Best known for his tales of mystery and the macabre, Poe was one of the earliest American practitioners of the short story and is generally considered the inventor of the detective fiction genre. He is further credited with contributing to the emerging genre of science fiction. He was the first well-known American writer to try to earn a living through writing alone, resulting in a financially difficult life and career. 

He was born as Edgar Poe in Boston, Massachusetts; he was orphaned at a young age when his mother died shortly after his father abandoned the family. Poe was taken in by John and Frances Allan, of Richmond, Virginia, but they never formally adopted him. He attended the University of Virginia for one semester but left due to lack of money. After enlisting in the Army and later failing as an officer’s cadet at West Point, Poe parted ways with the Allans. His publishing career began humbly, with an anonymous collection of poems, Tamerlane and Other Poems (1827), credited only to “a Bostonian”.

69-1

Poe switched his focus to prose and spent the next several years working for literary journals and periodicals, becoming known for his own style of literary criticism. His work forced him to move among several cities, including Baltimore, Philadelphia, and New York City. In January 1845 Poe published his poem, “The Raven”, to instant success. However, on October 7, 1849, at age 40, Poe died in Baltimore; the cause of his death is unknown and has been variously attributed to alcohol, brain congestion, cholera, drugs, heart disease, rabies, suicide, tuberculosis, and other agents.

Poe and his works influenced literature in the United States and around the world, as well as in specialised fields, such as cosmology and cryptography. Poe and his work appear throughout popular culture in literature, music, films, and television and there are appreciation societies all around the world. A number of Poe’s homes are dedicated museums today.

Wikipedia | Main image courtesy of Horrorpunk blog

Malstrømmen Danish Poe Society magazine cover

Tales:

  • “The Black Cat”
  • “The Cask of Amontillado”
  • “A Descent into the Maelström”
  • “The Facts in the Case of M. Valdemar”
  • “The Fall of the House of Usher”
  • “The Gold-Bug”
  • “Hop-Frog”
  • “The Imp of the Perverse”
  • “Ligeia”
  • “The Masque of the Red Death”
  • “Morella”
  • “The Murders in the Rue Morgue”
  • “The Oval Portrait”
  • “The Pit and the Pendulum”
  • “The Premature Burial”
  • “The Purloined Letter”
  • “The System of Doctor Tarr and Professor Fether”
  • “The Tell-Tale Heart”

 

Leave a Reply

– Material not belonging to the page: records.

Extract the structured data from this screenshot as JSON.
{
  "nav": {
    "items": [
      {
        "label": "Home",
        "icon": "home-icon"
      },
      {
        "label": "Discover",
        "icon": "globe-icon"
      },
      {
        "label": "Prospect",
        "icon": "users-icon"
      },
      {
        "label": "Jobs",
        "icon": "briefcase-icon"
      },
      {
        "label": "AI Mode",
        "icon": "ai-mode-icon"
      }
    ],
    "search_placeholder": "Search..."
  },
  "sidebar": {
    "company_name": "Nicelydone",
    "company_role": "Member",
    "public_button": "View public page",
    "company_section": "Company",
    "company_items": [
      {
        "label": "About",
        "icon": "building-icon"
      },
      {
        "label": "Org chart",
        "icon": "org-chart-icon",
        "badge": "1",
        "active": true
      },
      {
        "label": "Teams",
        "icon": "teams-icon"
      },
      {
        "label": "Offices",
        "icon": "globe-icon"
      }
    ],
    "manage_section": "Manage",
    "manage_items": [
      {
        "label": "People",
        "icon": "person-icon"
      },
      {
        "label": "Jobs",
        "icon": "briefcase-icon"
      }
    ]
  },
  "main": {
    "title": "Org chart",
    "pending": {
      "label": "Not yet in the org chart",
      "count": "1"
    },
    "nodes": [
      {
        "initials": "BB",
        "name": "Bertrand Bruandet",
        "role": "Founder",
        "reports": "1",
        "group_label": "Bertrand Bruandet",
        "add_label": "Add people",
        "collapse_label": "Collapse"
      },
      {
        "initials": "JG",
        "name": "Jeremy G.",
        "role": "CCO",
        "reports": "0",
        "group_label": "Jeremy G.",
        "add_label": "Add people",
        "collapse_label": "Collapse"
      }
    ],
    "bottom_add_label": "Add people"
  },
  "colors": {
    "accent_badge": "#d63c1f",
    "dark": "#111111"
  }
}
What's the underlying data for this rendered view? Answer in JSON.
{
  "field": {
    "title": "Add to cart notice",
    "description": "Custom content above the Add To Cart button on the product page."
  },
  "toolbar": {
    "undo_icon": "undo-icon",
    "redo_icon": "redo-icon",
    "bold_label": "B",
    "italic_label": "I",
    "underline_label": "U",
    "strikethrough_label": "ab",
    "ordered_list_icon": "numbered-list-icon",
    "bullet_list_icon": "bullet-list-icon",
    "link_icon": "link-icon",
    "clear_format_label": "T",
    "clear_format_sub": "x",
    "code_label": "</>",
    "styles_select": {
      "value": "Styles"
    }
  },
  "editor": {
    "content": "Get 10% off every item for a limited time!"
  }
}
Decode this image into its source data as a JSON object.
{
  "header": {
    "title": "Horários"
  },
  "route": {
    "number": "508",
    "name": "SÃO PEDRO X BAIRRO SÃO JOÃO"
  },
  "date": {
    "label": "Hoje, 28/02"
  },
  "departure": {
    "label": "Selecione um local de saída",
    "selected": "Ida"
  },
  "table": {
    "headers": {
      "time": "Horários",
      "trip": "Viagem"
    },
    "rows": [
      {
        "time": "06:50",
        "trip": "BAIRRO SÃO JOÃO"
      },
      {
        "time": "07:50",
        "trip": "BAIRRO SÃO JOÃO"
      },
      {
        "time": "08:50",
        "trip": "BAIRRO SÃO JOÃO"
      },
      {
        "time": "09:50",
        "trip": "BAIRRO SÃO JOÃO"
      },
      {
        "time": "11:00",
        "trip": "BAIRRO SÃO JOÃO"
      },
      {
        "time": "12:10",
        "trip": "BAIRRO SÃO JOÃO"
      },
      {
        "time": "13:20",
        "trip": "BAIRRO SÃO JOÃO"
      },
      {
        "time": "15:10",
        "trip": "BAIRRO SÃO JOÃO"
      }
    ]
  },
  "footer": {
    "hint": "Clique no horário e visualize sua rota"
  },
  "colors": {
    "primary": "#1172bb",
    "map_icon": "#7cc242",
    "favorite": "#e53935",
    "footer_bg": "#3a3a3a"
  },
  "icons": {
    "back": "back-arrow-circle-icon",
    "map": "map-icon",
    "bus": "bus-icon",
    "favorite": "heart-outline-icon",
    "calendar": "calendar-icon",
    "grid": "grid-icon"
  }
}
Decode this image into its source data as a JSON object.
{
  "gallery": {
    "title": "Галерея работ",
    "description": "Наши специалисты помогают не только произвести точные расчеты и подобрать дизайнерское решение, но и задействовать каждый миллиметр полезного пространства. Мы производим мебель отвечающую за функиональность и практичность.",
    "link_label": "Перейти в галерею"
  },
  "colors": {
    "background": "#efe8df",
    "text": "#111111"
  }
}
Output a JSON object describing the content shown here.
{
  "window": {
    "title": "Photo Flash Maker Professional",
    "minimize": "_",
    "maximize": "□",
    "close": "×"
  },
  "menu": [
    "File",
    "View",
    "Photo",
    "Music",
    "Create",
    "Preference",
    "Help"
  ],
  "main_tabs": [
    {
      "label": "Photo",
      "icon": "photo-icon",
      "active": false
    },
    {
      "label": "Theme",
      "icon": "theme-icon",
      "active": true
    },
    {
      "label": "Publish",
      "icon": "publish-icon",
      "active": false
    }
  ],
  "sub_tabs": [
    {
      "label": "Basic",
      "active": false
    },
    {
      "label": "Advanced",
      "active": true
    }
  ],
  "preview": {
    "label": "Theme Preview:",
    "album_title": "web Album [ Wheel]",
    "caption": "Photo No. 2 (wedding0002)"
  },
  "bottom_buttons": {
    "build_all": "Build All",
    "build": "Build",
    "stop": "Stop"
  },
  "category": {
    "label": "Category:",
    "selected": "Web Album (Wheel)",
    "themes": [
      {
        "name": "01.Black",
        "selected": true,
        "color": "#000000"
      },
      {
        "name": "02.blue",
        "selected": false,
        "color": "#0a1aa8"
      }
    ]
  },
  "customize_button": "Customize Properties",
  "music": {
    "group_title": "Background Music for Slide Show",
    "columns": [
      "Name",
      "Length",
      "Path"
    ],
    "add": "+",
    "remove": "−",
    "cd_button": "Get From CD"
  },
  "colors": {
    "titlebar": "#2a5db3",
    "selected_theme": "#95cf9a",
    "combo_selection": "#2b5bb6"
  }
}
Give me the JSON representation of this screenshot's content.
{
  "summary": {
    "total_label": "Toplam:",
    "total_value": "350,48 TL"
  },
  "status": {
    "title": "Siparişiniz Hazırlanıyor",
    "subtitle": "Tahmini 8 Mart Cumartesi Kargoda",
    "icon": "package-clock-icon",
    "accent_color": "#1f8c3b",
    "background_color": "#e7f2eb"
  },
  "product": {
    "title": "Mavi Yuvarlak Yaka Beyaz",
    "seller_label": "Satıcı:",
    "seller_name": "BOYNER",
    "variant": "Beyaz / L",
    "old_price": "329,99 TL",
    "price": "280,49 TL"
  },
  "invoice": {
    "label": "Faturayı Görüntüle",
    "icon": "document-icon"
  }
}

This site uses Akismet to reduce spam. Learn how your comment data is processed.